About our research 

Research intrest: G protein-coupled receptors (GPCRs) are membrane receptors that play a central role in nearly all physiological functions of eukaryotic organisms. They bind a wide variety of agonists, and this binding causes conformational changes triggering activation of different intracellular proteins such as G proteins and arrestins. The understanding of these molecular processes has been greatly advanced by crystal structures and a variety of direct and indirect in vitro analyses. GPCRs are highly attractive drug targets and our growing structural understanding puts a rational drug design and development within reach.
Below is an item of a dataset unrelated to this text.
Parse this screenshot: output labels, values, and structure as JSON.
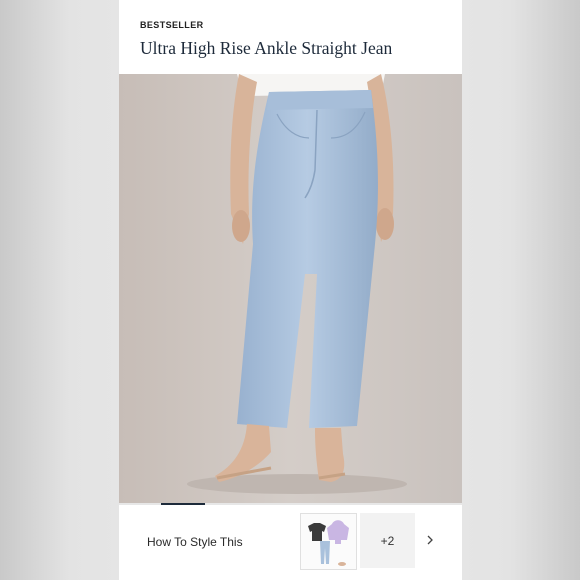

However, the interplay between GPCRs and their ligands and intracellular signaling molecules is more complex than previously anticipated. GPCRs exist in multiple, highly dynamic structural states, which differ in their functional properties. These states are determined by spatially and temporally distinct molecule-molecule interactions complicating GPCR signaling, limiting our understanding of these processes, and our ability to rationally design drugs.

To overcome these limitations the proposed CRC will elucidate the impact of the structural dynamics on GPCR function. A variety of methods ranging from ligand design and development, X-ray crystallography, cryogenic electron microscopy (cryo-EM) and magnetic resonance-based structural analyses (NMR and EPR), mutagenesis, functional analyses and fluorescence-based methods up to computer modeling and simulation techniques are combined synergistically. Peptide ligand receptors and adhesion GPCRs (aGPCR) represent the focus of the current proposal, as they are not only understudied but the flexible ligand and the large N-termini complicate the picture. The structural dynamics of peptide ligands and aGPCRs will be compared to well-characterized adrenergic or muscarinic receptors and rhodopsin to identify common principles but also differences between receptor groups and classes. Structural dynamics of ligand binding, activation and signal modulation, however, is the central question of all projects.

Thus, we aim to answer the following questions:
How can we turn structural snapshots into a coherent picture of the dynamic processes of GPCR activation, signaling and trafficking? How can we develop a holistic concept of GPCRs that allows forecasting of activity? How can we improve our knowledge on structural dynamics to design ligands with predicted efficacy?

The SFB1423 is divided into four major groups:

  • Identification of structural snapshots of peptide and adhesion GPCRs
  • GPCR activity is modulated by distinct signals that lead to stabilization of active receptor conformations, which will be studied by
  • Different conformations will lead to different signaling, e.g. G protein/arrestin bias, Gi/Gs dual coupling, cis/trans-signaling
  • Peptide synthesis and membrane protein (GPCR) expression & Computational models of structure, dynamics and evolution of GPCRs 


Structural elucidation of neuropeptide GPCRs

Huster, Hildebrand

Investigation of the structure and dynamics of the ghrelin/GHS receptor complex

Schmidt, Sinz

Characterizing the molecular interactions of Y1 and Y2 receptors with NPY

Huster, Beck-Sickinger

Characterizing the molecular interaction between the Y receptor and arrestin

Scheerer, Sphan, Schönberg

Structures of adhesion GPCR by cryo-electron microscopy

Sträter, Langenhan

Enzymology of autoproteolysis and signaling function of the GAIN domain in adhesion GPCRs


Innovative Rosetta algorithms for comparative modeling and docking of GPCRs


Molecular mechanisms of allosteric modulators at Y-receptors

Biebermann, Kühnen

Melanocortin 4 receptor signaling revisited: from ligand/receptor interphase to signaling modulation


Role of extracellular loop interactions in NPY receptor activation


Mapping binding sites of NPY peptides on the Y5 receptor using genetically encoded crosslinkers


Structural consequences of adhesion GPCR activation

Scholz, Langenhan

Dynamic modulation of adhesion GPCR function through complex formation

Stadler, Hildebrand

Evolution of functional specificity in GPCR signal transduction

Annibale, Lohse

Microscopic methods to study how GPCR dynamics and localization impact signaling specificity

Prömel, Schöneberg

The neglected receptor N terminus – signal filter, signal integration, trans-signaling of adhesion GPCR

Bock, Coin

Structural dynamics of allosteric coupling in GPCRs

Beck-Sickinger, Schöneberg

Central Administration


Integrated Research Training Group (IRTG)

Scheerer, Beck-Sickinger

Peptide synthesis and membrane protein (GPCR) expression

Meiler, Stadler, Hildebrand

Computational models of structure, dynamics and evolution of GPCRs